“It’s just about up to my driveway at the store right now,” Johnson said. “Of course, my camp houses are on stilts, but my store isn’t. We’ve got about 6 to 7 more feet coming in total, which I figure will bring at least a foot of water into the store in a week or so.”

Redwood farmer Doug Jeter said he expects all of Chickasaw Road to be under water by Tuesday morning — when the river is forecast to reach flood stage — 43 feet.

“We usually get cut off from the road when the river hits 42 feet,” he said. “It’s not bad yet, but it’s coming slowly.”

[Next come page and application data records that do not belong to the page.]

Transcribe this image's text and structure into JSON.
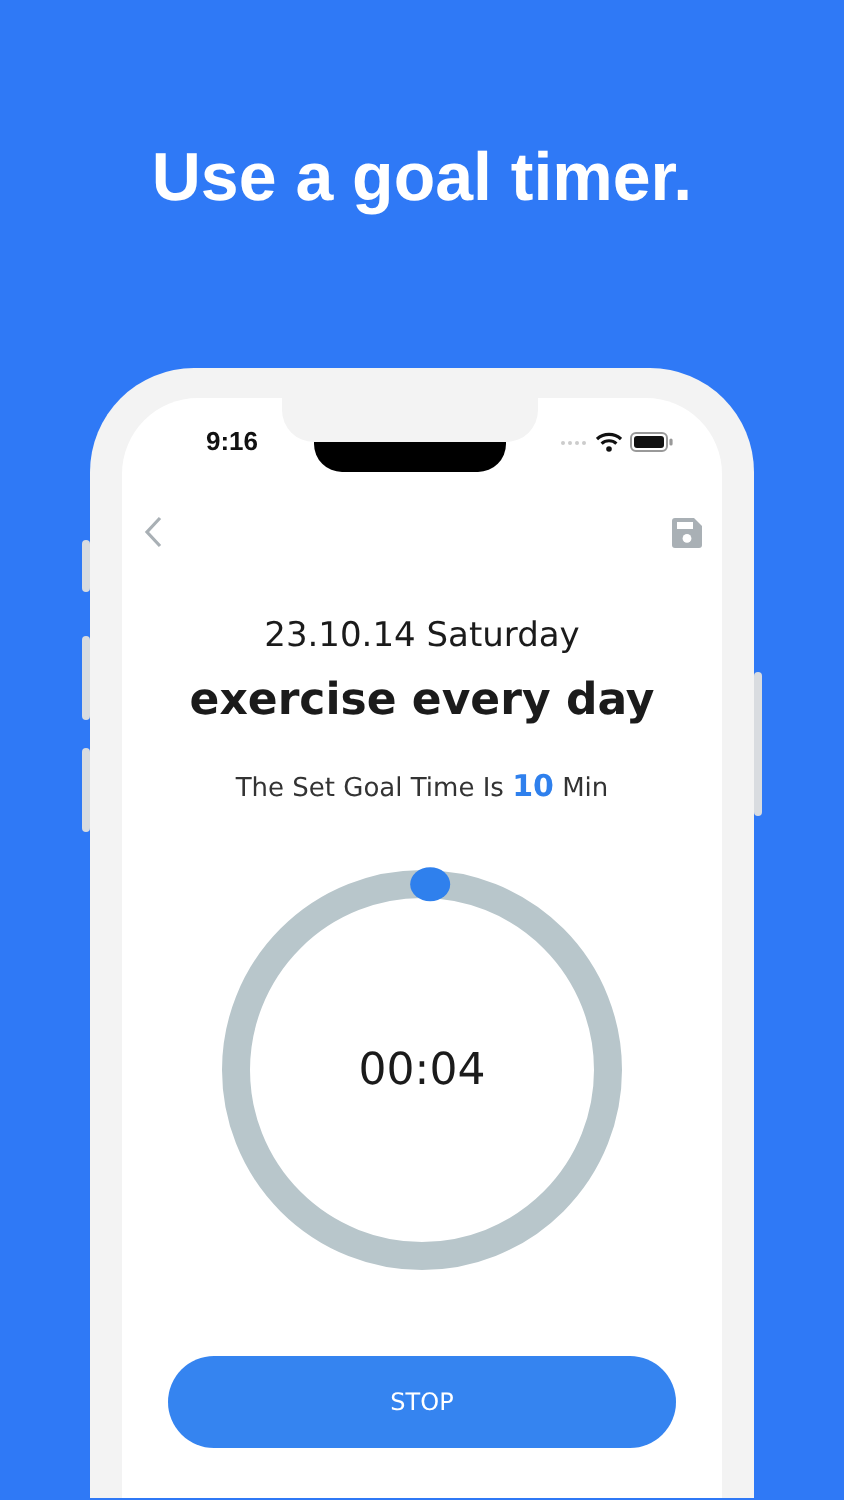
{
  "headline": "Use a goal timer.",
  "status_bar": {
    "time": "9:16"
  },
  "screen": {
    "date": "23.10.14 Saturday",
    "title": "exercise every day",
    "goal_text": "The Set Goal Time Is **10** Min",
    "timer": {
      "time": "00:04",
      "level": 0.007
    },
    "button": "STOP"
  }
}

Jeter said he and others who have soon-to-be-harvested wheat fields on Chickasaw Road have been in daily contact with the U.S. Army Corps of Engineers, and they’re holding out hope the crest forecast will be lowered next week.

“We’ve been told to call back on Monday once everything up north has kind of settled down, and we’re hoping the forecast will drop some then,” he said. “We’re getting ready to move stuff out if we have to

Senior Service Hydrologist Marty Pope of the National Weather Service in Jackson said he doesn’t anticipate the forecasted crest in Vicksburg will be reduced.

“The early weather models we’re running right now show the northern states that are experiencing flooding could receive another system carrying heavy rain next week,” he said. “The forecasted crest is a long way out, and even a small amount of rain is going to easily run off because everything is so saturated already.”

City employees in Vicksburg were putting up flood gate panels at the city front flood wall, and the Corps has entered phase one of a two-phased flood fight plan. The Corps will be monitoring area levees daily for any seepage.

Sixteen people have been killed in the flooding that has left thousands of homes flooded in the Midwest.